The simple creation of a great photograph can turn a bland, quick-hit recipe post into a real hit, while a long, intricate article that you slave over gets no attention because it has no pic, or worse, a crappy one. And producing that great photo can be quite difficult, which is why some of us do such a good job, and some of us don’t.
But the bar has just been raised, folks. Above, you see an incredible “new” format of electronic imagery, the Cinemagraph. Actually, it is simply an animated GIF, a format old as the (internet) hills, with a specific, very striking style. Rather than creating a quick and dirty video substitute, the Cinemagraph has the appearance of a still photo in which a single, important element is just slightly… alive.
Here’s another from the same source, fashion and occasional food photographer, Jamie Beck:
It’s an incredible effect, and one that she and financé Kevin Burg have pioneered.
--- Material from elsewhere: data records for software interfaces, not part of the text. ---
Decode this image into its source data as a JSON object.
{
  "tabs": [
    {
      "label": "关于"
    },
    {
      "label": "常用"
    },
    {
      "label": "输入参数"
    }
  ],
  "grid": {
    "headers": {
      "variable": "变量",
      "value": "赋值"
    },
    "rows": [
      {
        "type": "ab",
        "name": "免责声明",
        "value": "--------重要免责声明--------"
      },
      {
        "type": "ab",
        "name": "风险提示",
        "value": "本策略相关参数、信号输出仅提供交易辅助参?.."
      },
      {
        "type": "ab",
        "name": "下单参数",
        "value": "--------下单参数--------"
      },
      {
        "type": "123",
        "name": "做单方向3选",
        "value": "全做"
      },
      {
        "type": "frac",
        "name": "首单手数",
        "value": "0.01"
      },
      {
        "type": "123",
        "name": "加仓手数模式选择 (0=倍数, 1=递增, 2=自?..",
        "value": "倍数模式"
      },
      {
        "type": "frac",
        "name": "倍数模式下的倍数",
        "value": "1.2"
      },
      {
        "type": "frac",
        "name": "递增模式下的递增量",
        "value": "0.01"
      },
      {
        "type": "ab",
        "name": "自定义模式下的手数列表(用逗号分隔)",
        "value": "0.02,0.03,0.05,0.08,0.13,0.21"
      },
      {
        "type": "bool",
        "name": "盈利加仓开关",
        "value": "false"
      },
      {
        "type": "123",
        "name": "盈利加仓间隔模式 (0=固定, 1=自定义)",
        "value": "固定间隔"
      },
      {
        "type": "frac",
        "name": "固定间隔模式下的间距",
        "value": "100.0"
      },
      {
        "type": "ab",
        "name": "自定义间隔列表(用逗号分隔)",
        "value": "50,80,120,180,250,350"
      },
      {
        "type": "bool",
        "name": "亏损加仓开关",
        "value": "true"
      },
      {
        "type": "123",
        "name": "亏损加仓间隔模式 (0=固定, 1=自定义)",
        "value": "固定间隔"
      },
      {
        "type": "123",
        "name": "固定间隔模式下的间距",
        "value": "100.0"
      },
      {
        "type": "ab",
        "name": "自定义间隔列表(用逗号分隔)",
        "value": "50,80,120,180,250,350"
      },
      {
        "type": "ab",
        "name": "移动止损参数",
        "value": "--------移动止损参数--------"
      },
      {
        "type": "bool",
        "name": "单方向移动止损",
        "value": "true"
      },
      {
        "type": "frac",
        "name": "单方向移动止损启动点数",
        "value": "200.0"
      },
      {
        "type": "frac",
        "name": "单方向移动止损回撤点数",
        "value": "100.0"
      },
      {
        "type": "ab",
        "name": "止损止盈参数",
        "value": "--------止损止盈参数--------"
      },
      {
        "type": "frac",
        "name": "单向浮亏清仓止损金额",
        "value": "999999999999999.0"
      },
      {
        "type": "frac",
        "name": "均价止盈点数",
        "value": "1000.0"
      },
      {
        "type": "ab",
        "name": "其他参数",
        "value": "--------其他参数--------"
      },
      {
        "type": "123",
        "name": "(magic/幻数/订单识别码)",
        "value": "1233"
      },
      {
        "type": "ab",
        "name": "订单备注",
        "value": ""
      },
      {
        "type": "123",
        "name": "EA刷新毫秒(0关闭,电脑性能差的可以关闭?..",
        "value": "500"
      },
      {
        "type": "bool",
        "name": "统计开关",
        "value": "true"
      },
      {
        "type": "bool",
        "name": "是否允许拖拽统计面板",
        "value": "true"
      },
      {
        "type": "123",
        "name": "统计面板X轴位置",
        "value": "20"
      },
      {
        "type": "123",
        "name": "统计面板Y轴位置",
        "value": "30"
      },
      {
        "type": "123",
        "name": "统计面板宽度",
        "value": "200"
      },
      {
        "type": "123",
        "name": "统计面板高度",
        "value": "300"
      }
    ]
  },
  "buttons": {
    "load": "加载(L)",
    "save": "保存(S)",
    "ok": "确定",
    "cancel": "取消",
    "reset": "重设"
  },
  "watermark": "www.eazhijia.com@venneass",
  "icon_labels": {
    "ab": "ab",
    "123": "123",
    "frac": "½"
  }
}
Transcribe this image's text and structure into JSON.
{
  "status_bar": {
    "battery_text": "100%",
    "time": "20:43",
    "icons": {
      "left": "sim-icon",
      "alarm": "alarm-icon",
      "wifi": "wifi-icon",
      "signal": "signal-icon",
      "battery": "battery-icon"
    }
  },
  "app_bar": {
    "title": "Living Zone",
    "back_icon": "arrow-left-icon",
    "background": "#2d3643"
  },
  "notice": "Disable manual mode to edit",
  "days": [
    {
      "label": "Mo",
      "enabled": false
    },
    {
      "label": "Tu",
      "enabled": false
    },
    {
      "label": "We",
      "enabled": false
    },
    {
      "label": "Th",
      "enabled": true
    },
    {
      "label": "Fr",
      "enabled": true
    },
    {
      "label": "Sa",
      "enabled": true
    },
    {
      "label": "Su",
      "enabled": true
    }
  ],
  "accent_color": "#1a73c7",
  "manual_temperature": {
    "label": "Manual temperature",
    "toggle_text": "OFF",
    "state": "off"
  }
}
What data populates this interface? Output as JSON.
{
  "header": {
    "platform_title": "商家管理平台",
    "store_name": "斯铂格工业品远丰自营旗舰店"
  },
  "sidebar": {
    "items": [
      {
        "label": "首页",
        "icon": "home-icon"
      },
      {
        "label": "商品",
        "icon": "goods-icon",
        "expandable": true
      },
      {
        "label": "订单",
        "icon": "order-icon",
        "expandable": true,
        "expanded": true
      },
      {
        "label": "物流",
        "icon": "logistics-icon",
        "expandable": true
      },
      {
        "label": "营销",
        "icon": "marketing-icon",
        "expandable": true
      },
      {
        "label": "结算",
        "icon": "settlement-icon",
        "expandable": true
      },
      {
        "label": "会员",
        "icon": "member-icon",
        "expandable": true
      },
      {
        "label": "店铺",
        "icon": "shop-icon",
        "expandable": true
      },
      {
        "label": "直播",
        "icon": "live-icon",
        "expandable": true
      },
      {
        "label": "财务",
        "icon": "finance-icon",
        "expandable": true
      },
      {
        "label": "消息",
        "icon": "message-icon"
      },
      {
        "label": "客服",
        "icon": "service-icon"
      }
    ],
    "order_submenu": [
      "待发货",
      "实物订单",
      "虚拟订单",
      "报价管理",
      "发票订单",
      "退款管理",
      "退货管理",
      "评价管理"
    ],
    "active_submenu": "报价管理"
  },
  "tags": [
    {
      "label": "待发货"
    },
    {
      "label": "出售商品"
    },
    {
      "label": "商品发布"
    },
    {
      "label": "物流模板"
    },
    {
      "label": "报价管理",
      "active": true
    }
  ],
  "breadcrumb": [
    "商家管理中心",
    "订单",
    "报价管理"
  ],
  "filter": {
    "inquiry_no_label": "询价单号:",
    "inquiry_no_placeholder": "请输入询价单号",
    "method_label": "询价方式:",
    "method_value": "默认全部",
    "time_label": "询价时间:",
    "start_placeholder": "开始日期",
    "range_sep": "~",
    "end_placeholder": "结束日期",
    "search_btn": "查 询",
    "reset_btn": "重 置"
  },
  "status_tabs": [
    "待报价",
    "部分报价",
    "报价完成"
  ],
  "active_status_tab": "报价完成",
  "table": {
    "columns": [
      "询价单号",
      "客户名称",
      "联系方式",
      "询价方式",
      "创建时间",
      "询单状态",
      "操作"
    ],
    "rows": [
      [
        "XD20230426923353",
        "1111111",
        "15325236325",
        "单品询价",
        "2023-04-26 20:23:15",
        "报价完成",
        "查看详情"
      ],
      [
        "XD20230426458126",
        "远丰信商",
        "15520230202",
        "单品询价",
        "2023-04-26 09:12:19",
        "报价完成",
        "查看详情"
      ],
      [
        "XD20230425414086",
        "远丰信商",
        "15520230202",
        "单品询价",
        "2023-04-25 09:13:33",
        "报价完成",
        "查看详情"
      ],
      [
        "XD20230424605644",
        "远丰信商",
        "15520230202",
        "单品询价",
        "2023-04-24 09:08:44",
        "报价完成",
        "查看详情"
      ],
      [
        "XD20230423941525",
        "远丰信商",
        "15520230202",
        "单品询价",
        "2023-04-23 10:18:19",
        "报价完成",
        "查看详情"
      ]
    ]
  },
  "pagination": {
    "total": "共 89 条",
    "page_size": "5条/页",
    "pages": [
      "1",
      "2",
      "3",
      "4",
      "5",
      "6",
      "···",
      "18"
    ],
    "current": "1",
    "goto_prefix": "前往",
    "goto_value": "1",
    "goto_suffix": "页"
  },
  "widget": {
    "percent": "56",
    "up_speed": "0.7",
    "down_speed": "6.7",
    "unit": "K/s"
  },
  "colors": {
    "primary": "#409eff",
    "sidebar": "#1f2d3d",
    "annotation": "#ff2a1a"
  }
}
Like all great ideas, it looks so wonderfully simple, but takes great skill and special circumstances to execute.
A good drink photo is also harder than it looks, of course. You need a good camera, tripod, and especially good light to shoot one. To do even a decent cinemagraph, you need all that and a few things more. You work from video, so you have different camera requirements and no flash, and you need to carefully compose your shot to have only one thing moving in it. Then there are the technical challenges of translating your video to a GIF.
Why not just use a video?
The thing that makes this technique so striking is that around 90% of the shot is a still photo, with none of the artifacts, grain, or simple, almost invisible motions that are found even in video of a static subject. This is what brings out the movement you preserve so spiffily.
I haven’t tried this yet, as I don’t have the right camera for it, but I hope some of my fellow bloggers will give it a shot. Here are two good tutorials to get us all started on the techique. The first is from Fernando J Baez, and the second by Christopher Burt. They each cover some different aspects of the challenge and are clear and concise. For more on the thinking that went into the technique to begin with, here’s a good interview with Jamie and Kevin in Turnstyle.
So, my fellow denizens of the Cocktailosphere, who will be the first to give us a cinemagraph of a stream of Martini sluicing over an olive, or a sultry bartender swirling a barspoon in a glass?